Dataset records Block Start
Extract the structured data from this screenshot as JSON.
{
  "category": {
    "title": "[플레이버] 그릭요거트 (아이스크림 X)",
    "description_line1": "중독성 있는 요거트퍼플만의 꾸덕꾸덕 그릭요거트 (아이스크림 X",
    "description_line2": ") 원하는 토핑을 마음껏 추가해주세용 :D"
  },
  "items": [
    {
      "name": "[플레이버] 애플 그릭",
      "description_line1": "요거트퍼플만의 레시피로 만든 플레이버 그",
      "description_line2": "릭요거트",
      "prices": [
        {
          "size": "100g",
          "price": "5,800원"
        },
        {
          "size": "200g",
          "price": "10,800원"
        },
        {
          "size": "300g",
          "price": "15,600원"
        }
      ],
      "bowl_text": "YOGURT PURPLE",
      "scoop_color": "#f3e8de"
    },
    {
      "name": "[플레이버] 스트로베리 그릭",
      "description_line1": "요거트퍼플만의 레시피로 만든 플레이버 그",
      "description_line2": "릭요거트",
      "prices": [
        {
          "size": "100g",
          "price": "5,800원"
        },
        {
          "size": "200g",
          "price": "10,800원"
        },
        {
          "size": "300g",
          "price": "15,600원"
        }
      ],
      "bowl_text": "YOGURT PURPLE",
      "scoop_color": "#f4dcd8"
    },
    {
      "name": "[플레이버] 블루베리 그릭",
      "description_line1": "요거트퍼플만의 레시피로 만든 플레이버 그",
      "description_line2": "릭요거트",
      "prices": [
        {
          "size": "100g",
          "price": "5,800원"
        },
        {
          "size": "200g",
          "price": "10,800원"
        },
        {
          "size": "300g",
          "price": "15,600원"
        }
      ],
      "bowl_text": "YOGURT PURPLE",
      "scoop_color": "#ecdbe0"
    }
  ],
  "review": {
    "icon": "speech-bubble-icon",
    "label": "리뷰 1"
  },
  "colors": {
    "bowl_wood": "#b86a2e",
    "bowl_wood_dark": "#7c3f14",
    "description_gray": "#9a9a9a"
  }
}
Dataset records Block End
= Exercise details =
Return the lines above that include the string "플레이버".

= Expected answer =
    "title": "[플레이버] 그릭요거트 (아이스크림 X)",
      "name": "[플레이버] 애플 그릭",
      "description_line1": "요거트퍼플만의 레시피로 만든 플레이버 그",
      "name": "[플레이버] 스트로베리 그릭",
      "description_line1": "요거트퍼플만의 레시피로 만든 플레이버 그",
      "name": "[플레이버] 블루베리 그릭",
      "description_line1": "요거트퍼플만의 레시피로 만든 플레이버 그",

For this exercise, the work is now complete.